And when they had inflicted many blows upon them, they threw them into prison, ordering the jailer to keep them safely. Having received this order, he put them into the inner prison and fastened their feet in the stocks. About midnight Paul and Silas were praying and singing hymns to God, and the prisoners were listening to them. (Acts 16:23–25, ESV)
Today’s big question: how can praise help us share the gospel?
One of the most common accusations unbelievers have against Christians is that we are hypocrites. When our walk does not match our talk, the world sees through our façade and ignores us when we share the good news of salvation. All too often this happens because Christians fail to trust and rejoice in the Lord.
A trial comes into our life—whether it’s physical, financial, relational, or something else—and our first response is to worry. We quickly forget that the situation is completely in the hands of our caring Father who makes “all things work together for good to those who love God, to those who are the called according to His purpose” (Romans 8:28).
You have probably never faced the kind of intense persecution Paul and Silas encountered in Philippi. After being severely beaten for sharing the gospel, these men were locked away in the inner prison. Sitting in the darkness with the blood and searing pain from the lashes still fresh on their backs, they certainly could have despaired. Instead, they prayed and sang praises to the Lord.
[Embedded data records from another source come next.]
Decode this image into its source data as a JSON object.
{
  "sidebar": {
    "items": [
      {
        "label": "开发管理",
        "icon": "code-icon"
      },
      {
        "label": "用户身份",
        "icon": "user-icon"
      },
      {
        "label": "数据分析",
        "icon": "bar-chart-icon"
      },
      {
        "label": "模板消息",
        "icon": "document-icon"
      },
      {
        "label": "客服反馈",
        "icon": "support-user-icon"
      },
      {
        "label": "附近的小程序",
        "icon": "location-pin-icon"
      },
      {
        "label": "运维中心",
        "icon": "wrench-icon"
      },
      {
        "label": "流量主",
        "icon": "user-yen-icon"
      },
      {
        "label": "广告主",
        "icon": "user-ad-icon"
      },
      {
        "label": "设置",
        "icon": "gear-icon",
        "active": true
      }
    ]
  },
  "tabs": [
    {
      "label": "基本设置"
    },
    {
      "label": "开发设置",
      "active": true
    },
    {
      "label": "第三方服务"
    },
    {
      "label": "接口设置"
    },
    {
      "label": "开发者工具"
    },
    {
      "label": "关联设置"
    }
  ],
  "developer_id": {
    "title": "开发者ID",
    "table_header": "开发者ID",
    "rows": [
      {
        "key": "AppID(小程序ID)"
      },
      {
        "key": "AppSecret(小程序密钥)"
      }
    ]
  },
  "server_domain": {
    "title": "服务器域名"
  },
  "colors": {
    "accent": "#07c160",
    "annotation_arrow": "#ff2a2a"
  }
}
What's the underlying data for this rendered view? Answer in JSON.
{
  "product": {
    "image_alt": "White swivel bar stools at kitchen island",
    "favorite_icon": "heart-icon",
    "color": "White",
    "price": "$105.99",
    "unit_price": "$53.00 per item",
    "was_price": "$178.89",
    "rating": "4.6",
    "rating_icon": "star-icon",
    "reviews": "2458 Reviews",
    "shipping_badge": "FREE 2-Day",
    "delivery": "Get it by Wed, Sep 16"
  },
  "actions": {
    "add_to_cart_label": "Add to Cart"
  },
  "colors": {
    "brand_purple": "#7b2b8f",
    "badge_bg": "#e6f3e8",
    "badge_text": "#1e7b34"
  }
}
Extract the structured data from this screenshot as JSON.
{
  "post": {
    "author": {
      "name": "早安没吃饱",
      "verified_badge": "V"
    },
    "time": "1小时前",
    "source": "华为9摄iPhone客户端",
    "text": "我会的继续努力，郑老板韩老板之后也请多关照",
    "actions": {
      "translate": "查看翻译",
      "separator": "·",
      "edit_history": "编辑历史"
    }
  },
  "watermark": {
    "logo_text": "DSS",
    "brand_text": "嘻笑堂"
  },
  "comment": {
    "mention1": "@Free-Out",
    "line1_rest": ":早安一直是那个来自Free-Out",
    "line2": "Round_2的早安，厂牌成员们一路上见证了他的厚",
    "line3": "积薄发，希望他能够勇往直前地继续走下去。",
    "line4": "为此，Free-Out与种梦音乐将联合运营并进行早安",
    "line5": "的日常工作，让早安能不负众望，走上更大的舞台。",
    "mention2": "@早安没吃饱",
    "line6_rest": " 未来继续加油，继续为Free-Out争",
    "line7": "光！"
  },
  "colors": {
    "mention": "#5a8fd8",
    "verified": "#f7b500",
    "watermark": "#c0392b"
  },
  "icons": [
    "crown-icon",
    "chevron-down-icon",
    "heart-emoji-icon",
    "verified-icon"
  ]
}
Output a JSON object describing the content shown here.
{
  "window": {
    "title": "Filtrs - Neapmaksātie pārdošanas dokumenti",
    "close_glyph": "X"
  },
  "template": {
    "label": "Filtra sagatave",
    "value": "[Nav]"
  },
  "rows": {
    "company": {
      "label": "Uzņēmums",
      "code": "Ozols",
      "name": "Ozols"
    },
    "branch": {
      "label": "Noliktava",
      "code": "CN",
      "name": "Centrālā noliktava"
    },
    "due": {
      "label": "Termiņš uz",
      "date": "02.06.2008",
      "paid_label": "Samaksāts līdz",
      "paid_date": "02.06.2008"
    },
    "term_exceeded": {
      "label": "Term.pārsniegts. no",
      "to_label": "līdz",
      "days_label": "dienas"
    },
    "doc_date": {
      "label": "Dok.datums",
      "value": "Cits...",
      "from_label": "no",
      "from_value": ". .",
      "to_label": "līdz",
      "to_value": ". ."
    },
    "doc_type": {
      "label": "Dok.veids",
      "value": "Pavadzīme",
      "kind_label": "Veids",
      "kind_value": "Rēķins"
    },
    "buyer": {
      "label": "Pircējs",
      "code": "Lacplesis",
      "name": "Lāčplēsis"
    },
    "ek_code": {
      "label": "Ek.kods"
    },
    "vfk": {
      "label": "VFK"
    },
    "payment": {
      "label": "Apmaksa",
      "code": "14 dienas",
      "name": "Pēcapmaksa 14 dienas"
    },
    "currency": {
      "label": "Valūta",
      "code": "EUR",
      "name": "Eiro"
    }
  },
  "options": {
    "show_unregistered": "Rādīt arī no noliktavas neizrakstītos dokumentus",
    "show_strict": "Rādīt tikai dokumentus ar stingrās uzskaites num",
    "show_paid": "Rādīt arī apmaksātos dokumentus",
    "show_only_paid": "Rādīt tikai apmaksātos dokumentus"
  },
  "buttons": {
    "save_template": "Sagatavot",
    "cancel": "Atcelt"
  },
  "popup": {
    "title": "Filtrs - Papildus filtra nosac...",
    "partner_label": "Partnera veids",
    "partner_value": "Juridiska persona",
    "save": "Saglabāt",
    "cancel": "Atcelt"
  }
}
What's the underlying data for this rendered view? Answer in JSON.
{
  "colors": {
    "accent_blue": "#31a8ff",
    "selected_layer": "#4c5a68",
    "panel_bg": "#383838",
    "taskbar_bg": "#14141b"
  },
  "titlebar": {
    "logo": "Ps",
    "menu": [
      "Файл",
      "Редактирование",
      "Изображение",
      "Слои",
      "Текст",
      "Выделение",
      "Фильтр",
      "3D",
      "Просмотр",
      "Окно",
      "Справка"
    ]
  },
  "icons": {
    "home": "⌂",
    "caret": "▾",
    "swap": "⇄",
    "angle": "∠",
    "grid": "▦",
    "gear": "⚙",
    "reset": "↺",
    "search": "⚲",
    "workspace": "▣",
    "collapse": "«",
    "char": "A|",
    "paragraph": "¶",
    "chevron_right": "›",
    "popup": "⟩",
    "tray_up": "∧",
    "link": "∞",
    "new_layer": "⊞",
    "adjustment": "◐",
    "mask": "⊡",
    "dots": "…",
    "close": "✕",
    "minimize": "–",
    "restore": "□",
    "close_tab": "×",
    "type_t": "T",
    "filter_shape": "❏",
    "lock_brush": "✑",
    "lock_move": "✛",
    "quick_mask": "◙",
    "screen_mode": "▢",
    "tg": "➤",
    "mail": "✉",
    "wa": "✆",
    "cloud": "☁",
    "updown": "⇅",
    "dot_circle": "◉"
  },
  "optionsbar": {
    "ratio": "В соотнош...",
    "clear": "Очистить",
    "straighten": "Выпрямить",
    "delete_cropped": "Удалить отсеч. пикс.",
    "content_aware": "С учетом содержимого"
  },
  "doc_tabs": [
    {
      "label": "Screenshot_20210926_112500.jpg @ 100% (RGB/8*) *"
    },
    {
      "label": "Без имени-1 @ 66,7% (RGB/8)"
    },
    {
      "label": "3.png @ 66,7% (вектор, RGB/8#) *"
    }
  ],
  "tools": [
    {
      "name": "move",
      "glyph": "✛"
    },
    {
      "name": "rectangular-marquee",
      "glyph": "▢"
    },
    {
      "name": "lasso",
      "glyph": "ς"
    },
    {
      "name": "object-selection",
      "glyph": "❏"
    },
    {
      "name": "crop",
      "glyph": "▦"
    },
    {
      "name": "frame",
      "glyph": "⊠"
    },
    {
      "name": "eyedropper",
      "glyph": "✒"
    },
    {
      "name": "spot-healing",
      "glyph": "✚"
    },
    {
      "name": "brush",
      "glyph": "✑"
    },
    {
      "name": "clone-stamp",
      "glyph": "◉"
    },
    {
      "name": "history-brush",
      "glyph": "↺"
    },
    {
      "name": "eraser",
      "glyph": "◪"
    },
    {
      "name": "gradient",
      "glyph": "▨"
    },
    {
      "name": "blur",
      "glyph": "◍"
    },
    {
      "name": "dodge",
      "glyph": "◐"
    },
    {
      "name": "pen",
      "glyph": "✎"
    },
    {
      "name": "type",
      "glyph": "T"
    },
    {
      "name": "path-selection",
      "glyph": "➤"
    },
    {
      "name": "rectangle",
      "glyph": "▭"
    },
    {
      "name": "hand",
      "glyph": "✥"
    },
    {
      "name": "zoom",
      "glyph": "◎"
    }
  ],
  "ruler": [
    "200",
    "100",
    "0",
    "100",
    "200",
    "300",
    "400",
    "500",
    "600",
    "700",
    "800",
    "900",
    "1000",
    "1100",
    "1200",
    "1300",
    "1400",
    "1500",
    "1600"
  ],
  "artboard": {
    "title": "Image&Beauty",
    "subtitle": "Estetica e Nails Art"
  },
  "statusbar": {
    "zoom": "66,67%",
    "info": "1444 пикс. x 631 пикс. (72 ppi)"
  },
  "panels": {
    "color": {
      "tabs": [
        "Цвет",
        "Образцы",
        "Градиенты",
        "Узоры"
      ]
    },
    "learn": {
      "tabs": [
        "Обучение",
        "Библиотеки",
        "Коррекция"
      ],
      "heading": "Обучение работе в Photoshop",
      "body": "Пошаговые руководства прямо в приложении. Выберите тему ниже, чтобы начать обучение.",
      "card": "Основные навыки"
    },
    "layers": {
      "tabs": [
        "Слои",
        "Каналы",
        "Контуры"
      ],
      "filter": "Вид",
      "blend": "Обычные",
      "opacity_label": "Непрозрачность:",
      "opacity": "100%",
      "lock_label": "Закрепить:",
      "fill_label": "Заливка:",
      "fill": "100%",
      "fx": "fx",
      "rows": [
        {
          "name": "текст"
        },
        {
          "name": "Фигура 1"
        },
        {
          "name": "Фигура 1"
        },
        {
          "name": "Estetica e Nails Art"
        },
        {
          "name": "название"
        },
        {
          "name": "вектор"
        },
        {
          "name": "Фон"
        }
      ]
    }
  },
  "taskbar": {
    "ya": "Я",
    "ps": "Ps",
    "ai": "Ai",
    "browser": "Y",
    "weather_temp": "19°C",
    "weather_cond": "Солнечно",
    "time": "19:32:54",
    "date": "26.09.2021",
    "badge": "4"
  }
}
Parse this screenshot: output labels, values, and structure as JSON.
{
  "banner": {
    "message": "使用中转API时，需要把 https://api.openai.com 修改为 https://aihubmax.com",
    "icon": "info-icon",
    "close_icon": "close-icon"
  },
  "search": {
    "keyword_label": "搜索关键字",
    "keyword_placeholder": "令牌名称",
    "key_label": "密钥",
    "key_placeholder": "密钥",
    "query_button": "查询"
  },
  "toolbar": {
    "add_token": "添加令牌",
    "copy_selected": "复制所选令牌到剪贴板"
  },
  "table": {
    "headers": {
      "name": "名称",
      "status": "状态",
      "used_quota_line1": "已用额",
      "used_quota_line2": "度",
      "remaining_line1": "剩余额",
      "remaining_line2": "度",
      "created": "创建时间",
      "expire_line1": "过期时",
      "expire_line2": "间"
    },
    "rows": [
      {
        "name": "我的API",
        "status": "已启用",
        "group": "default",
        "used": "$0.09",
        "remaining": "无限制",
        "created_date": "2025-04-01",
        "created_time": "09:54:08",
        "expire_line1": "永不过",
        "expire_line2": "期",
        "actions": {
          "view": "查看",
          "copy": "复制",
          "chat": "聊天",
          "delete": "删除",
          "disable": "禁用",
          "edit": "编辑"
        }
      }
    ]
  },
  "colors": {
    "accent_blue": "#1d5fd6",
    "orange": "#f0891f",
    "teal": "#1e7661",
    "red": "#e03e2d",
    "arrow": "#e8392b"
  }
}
Praise is essentially the opposite of complaint. It requires us to take our eyes off our difficult situation and focus instead on the God who upholds us. Misery and self-pity cannot last in the light of who our God is and all the blessings He daily pours out on us. Paul later wrote the following to the Philippian believers:
Do all things without complaining and disputing, that you may become blameless and harmless, children of God without fault in the midst of a crooked and perverse generation, among whom you shine as lights in the world. (Philippians 2:14)
When people see us praising God despite our trying circumstances, they will be amazed and glorify God for it. Our testimony is validated when unbelievers see in us the peace, “which surpasses all understanding” (Philippians 4:7) and “joy inexpressible and full of glory” (1 Peter 1:8), because these virtues only come from God.
As a result of their godly attitude in the midst of this trial, God worked mightily through Paul and Silas. He used their testimony to affect the Philippian jailer to the point that he and his whole family believed in Christ.
Today’s big idea: praising God in all circumstances can powerfully impact our world.
What to pray: ask God to help you praise Him no matter what your situation may be.